The answer must consist of the entries, copied exactly and in full.
------------------------------------------------------------
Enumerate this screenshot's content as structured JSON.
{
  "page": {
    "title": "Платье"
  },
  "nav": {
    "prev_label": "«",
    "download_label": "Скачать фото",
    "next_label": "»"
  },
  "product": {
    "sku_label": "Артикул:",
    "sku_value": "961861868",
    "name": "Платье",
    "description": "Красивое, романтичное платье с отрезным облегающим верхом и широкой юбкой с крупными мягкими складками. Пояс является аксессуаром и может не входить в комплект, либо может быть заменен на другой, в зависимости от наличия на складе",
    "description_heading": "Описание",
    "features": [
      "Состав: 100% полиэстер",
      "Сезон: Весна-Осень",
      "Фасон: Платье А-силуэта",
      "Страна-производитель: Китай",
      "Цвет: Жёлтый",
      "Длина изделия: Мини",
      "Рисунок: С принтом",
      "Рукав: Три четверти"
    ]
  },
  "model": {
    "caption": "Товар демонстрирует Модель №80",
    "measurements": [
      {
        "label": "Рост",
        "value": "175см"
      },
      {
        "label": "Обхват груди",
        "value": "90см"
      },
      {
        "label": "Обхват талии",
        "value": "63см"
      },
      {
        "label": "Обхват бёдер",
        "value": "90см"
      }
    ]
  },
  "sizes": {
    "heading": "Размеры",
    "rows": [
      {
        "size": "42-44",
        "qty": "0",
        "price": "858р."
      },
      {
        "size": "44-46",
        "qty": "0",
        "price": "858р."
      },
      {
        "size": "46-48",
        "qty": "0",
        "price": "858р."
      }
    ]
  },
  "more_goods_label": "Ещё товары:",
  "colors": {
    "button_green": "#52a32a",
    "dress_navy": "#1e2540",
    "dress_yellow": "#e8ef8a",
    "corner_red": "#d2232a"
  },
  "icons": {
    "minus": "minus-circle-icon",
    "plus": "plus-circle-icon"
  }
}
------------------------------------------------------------
[Exercise output]:
Enumerate this screenshot's content as structured JSON.
{
  "page": {
    "title": "Платье"
  },
  "nav": {
    "prev_label": "«",
    "download_label": "Скачать фото",
    "next_label": "»"
  },
  "product": {
    "sku_label": "Артикул:",
    "sku_value": "961861868",
    "name": "Платье",
    "description": "Красивое, романтичное платье с отрезным облегающим верхом и широкой юбкой с крупными мягкими складками. Пояс является аксессуаром и может не входить в комплект, либо может быть заменен на другой, в зависимости от наличия на складе",
    "description_heading": "Описание",
    "features": [
      "Состав: 100% полиэстер",
      "Сезон: Весна-Осень",
      "Фасон: Платье А-силуэта",
      "Страна-производитель: Китай",
      "Цвет: Жёлтый",
      "Длина изделия: Мини",
      "Рисунок: С принтом",
      "Рукав: Три четверти"
    ]
  },
  "model": {
    "caption": "Товар демонстрирует Модель №80",
    "measurements": [
      {
        "label": "Рост",
        "value": "175см"
      },
      {
        "label": "Обхват груди",
        "value": "90см"
      },
      {
        "label": "Обхват талии",
        "value": "63см"
      },
      {
        "label": "Обхват бёдер",
        "value": "90см"
      }
    ]
  },
  "sizes": {
    "heading": "Размеры",
    "rows": [
      {
        "size": "42-44",
        "qty": "0",
        "price": "858р."
      },
      {
        "size": "44-46",
        "qty": "0",
        "price": "858р."
      },
      {
        "size": "46-48",
        "qty": "0",
        "price": "858р."
      }
    ]
  },
  "more_goods_label": "Ещё товары:",
  "colors": {
    "button_green": "#52a32a",
    "dress_navy": "#1e2540",
    "dress_yellow": "#e8ef8a",
    "corner_red": "#d2232a"
  },
  "icons": {
    "minus": "minus-circle-icon",
    "plus": "plus-circle-icon"
  }
}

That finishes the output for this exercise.